Games Three and Four weren’t identical. Game Three featured more scoring chances (and goals) from both teams. Game Four had fewer chances, especially from the Lightning. But in both, the Islanders carried play for long stretches. That’s a formula that often leads to a win. But it didn’t in either. Instead, the Lightning made one more play than Islanders. They converted on one more chance, even if they didn’t have as many overall chances.
Those were the broad strokes. There were specifics, too. After a subpar Game One, Bishop was terrific for the rest of the series. Even in Game Three, a contest in which he allowed four goals, he was a difference maker.

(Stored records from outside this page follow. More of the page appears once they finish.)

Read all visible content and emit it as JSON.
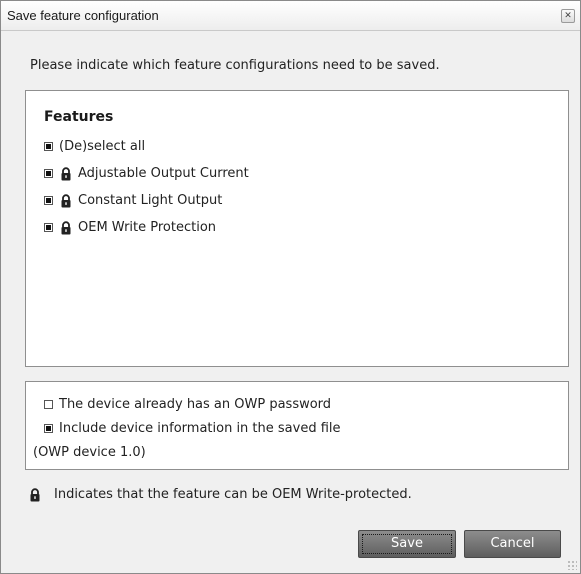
{
  "window": {
    "title": "Save feature configuration",
    "close_glyph": "✕"
  },
  "instruction": "Please indicate which feature configurations need to be saved.",
  "features": {
    "heading": "Features",
    "items": [
      {
        "label": "(De)select all",
        "checked": true,
        "locked": false
      },
      {
        "label": "Adjustable Output Current",
        "checked": true,
        "locked": true
      },
      {
        "label": "Constant Light Output",
        "checked": true,
        "locked": true
      },
      {
        "label": "OEM Write Protection",
        "checked": true,
        "locked": true
      }
    ]
  },
  "options": {
    "owp_password": {
      "label": "The device already has an OWP password",
      "checked": false
    },
    "include_device_info": {
      "label": "Include device information in the saved file",
      "checked": true
    },
    "device_info": "(OWP device 1.0)"
  },
  "note": "Indicates that the feature can be OEM Write-protected.",
  "buttons": {
    "save": "Save",
    "cancel": "Cancel"
  },
  "icons": {
    "lock": "lock-icon",
    "close": "close-icon",
    "resize": "resize-grip-icon"
  }
}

He yielded two total goals Games Two, Four and Five combined.
After relying heavily on the line of Tyler Johnson, Nikita Kucherov and Alex Killorn in the Detroit series to produce goals, the Lightning got more balanced scoring in Round Two. Johnson, Kucherov and Killorn continued to produce, but the Bolts also received goals from Victor Hedman, Brian Boyle, Jason Garrision, Jonathan Drouin, Palat, Ryan Callahan, Vladdy Namestnikov and Valtteri Filppula.

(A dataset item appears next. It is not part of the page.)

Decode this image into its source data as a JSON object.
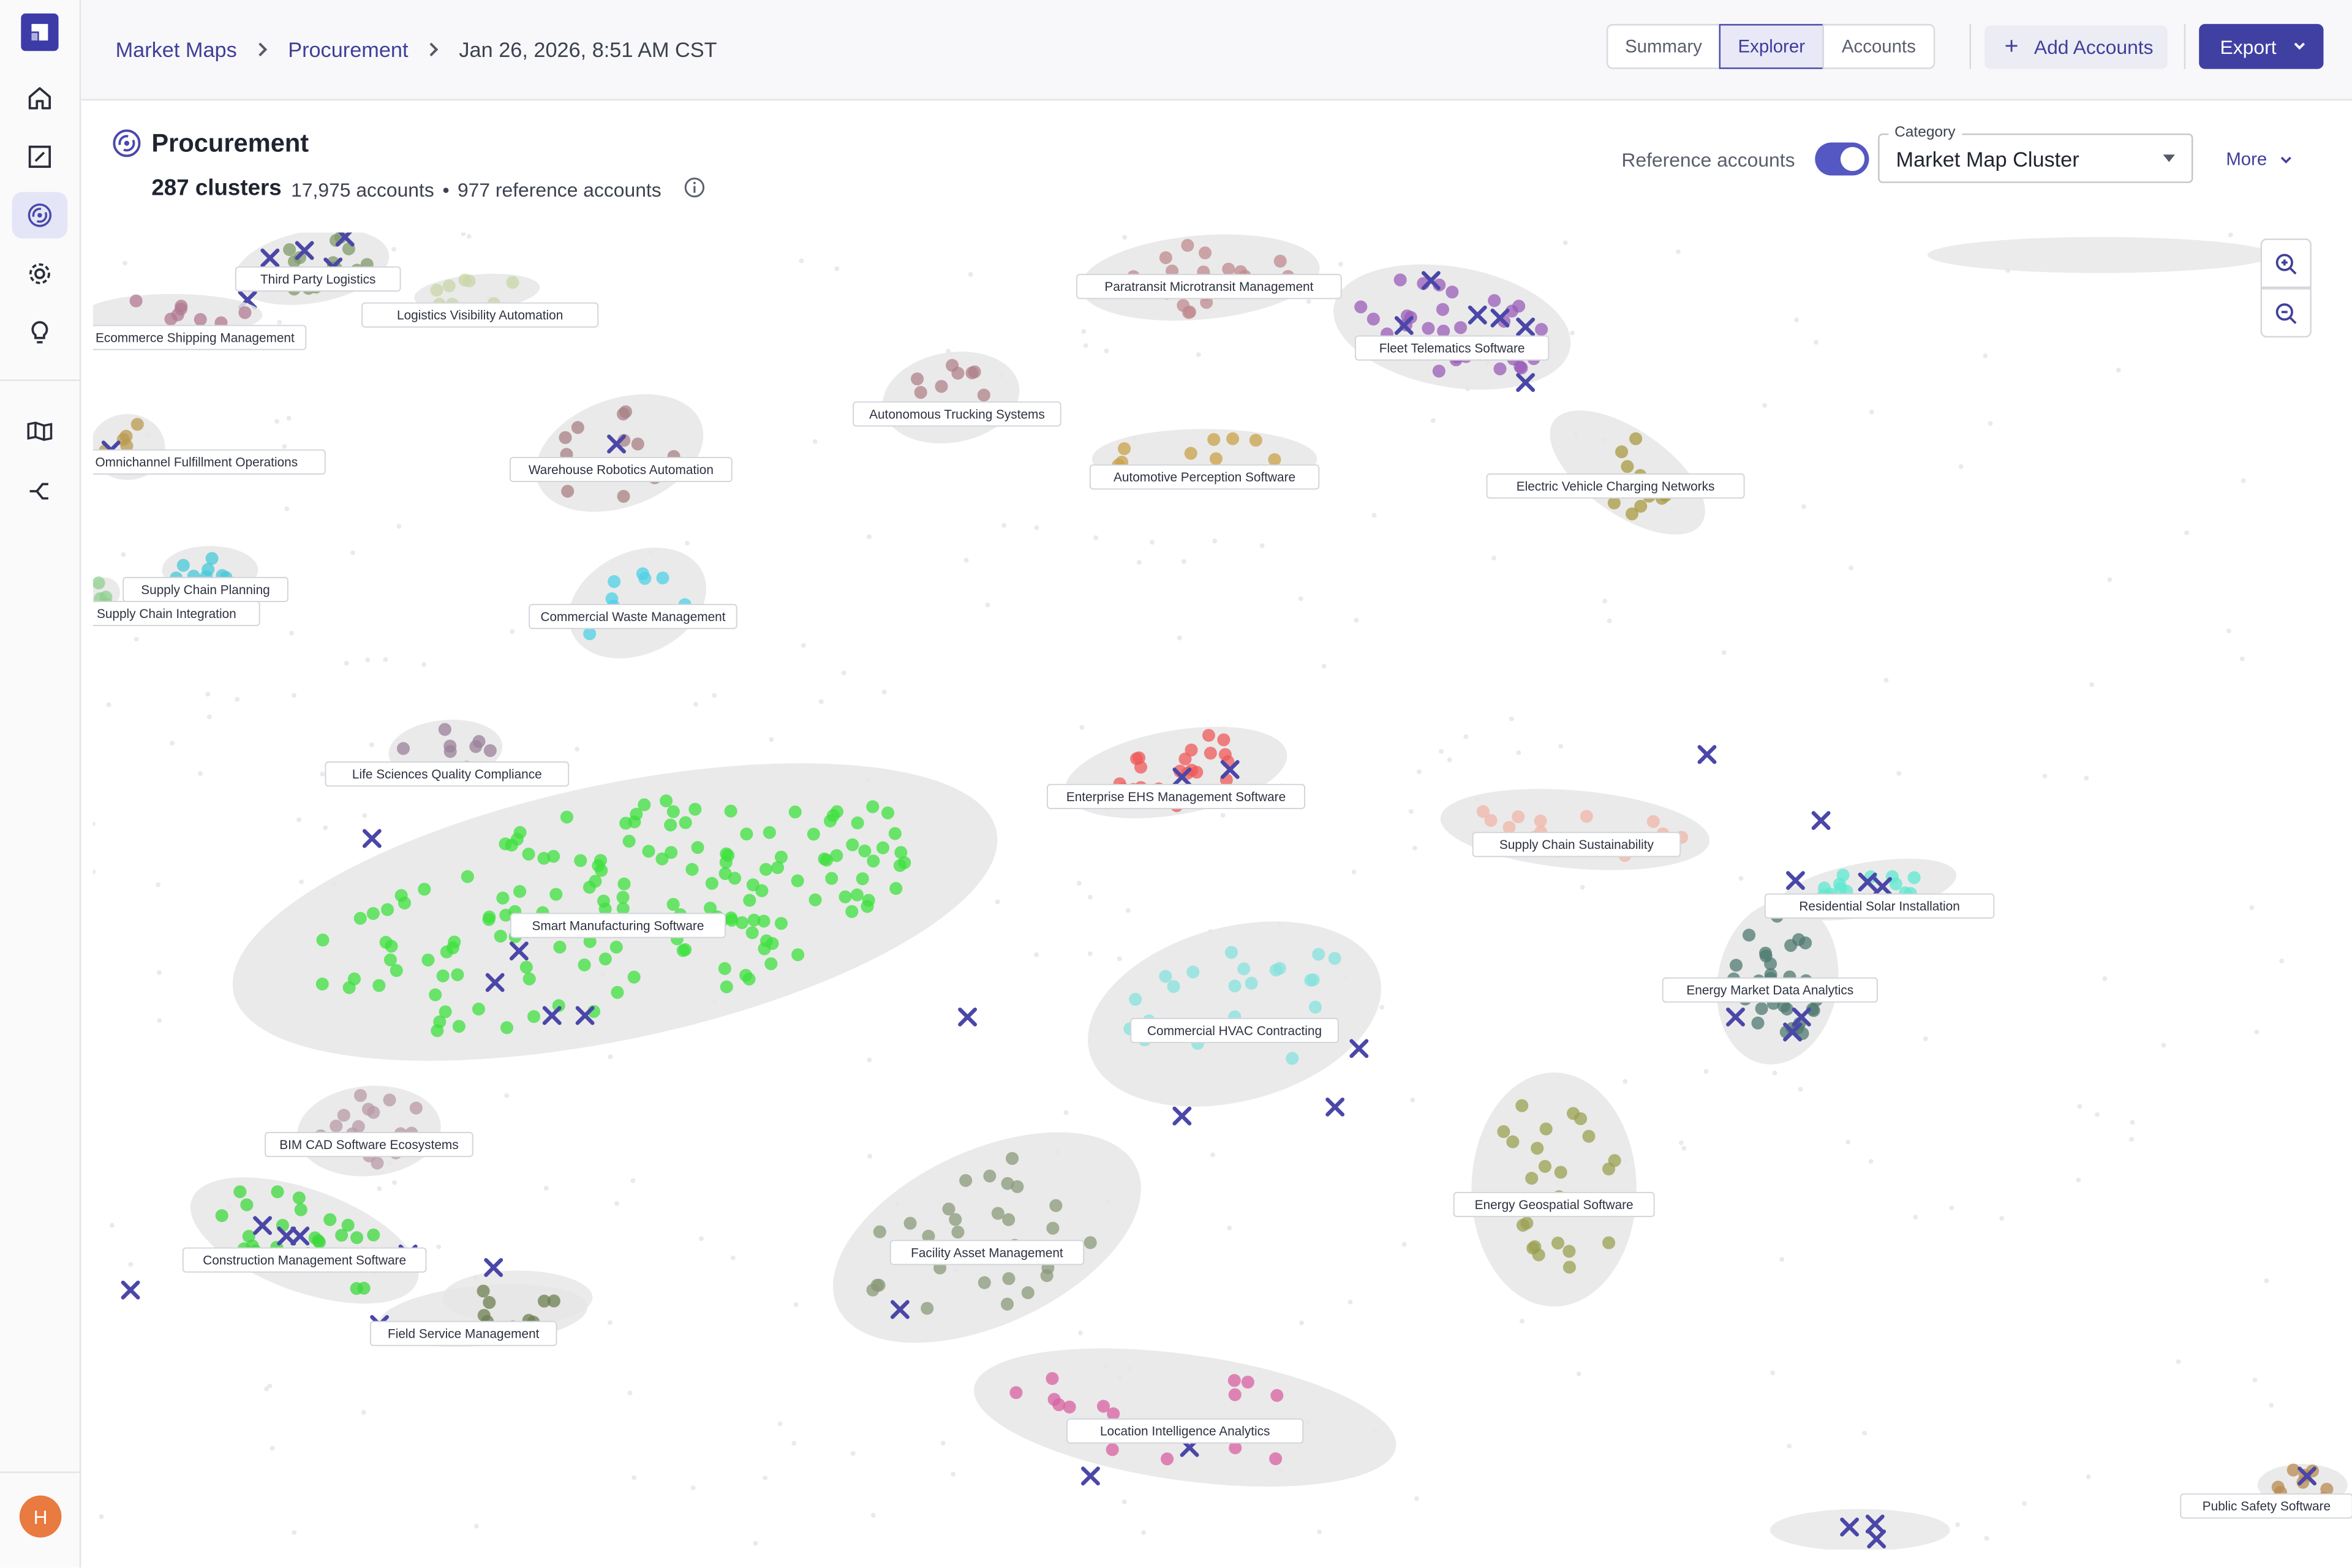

The timing of some of these goals was especially significant. In Games Three and Four, the Bolts not only scored the two overtime goals, they also netted three third period goals that tied the score, including Kucherov’s sixth-attacker goal in the final minute of Game Three.
Hedman was a dynamic force in the series. He averaged nearly 30 minutes of ice time each game, registered eight points in the five games and helped to contain John Tavares, who was held without a point in the last four games of the series.

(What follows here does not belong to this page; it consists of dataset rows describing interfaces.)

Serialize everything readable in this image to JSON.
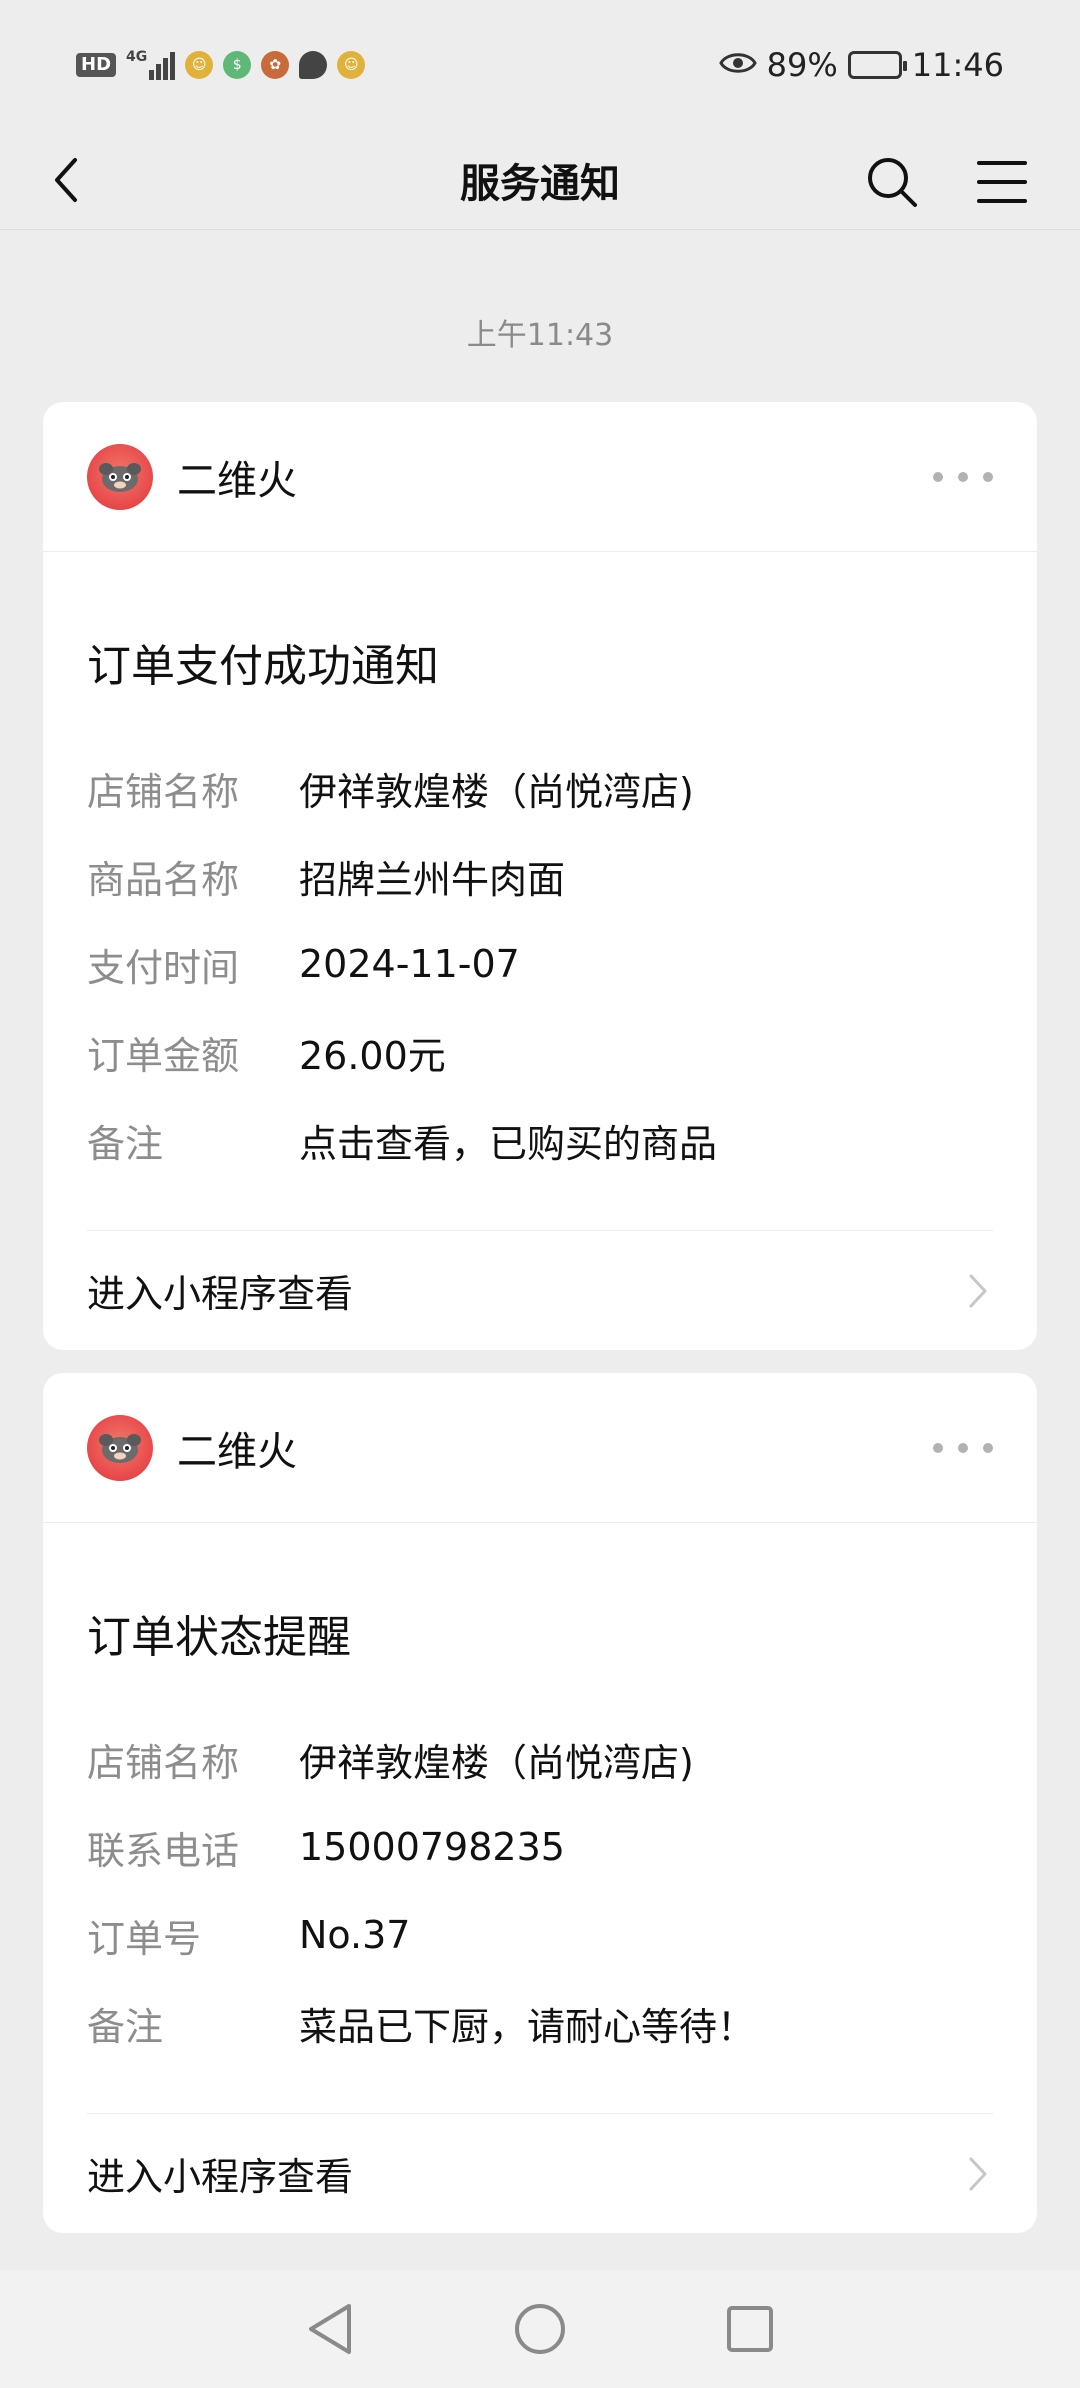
{
  "status_bar": {
    "hd": "HD",
    "network": "4G",
    "battery_percent": "89%",
    "battery_level": 0.89,
    "time": "11:46"
  },
  "nav": {
    "title": "服务通知"
  },
  "timestamp": "上午11:43",
  "cards": [
    {
      "source": "二维火",
      "title": "订单支付成功通知",
      "rows": [
        {
          "key": "店铺名称",
          "value": "伊祥敦煌楼（尚悦湾店)"
        },
        {
          "key": "商品名称",
          "value": "招牌兰州牛肉面"
        },
        {
          "key": "支付时间",
          "value": "2024-11-07"
        },
        {
          "key": "订单金额",
          "value": "26.00元"
        },
        {
          "key": "备注",
          "value": "点击查看，已购买的商品"
        }
      ],
      "footer": "进入小程序查看"
    },
    {
      "source": "二维火",
      "title": "订单状态提醒",
      "rows": [
        {
          "key": "店铺名称",
          "value": "伊祥敦煌楼（尚悦湾店)"
        },
        {
          "key": "联系电话",
          "value": "15000798235"
        },
        {
          "key": "订单号",
          "value": "No.37"
        },
        {
          "key": "备注",
          "value": "菜品已下厨，请耐心等待！"
        }
      ],
      "footer": "进入小程序查看"
    }
  ]
}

Regarding Tavares, who is one of the top players in the league, the effort to keep him quiet wasn’t reserved only for Hedman. The Lightning, as a team, did a good job taking away Tavares’ time and space. When he was on the ice, the Lightning tried to spend as much time as possible in the offensive zone, keeping Tavares 200 feet from their net. And, in those final four games, Tavares had some close calls that didn’t result in points. On several occasions, he set up teammates for great scoring chances, only to see Bishop turn aside those shots. Tavares also hit a couple of posts in the series. But still, he was not as consistently dangerous as he had been in the Islanders’ first round series versus Florida. And the Lightning deserve credit for how well they defended him.
Now it’s on to the Eastern Conference Final. Against Pittsburgh, the Lightning will need more of that same type of defending. The Penguins have an array of offensive weapons, from Sidney Crosby to Evgeni Malkin to Kris Letang to Patric Hornqvist to Chris Kuntiz to Phil Kessel to Carl Hagelin. Perhaps their best line over the past couple of months hasn’t had either Crosby or Malkin on it. It’s been the unit of Nick Bonino, Kessel and Hagelin, which teamed up for the series-clinching overtime goal against Washington.
Certainly, Anton Stralman and J.T. Brown, both of whom are getting closer to returning from injury, will help the Bolts. We’ll have to see if either is able to play in Game One.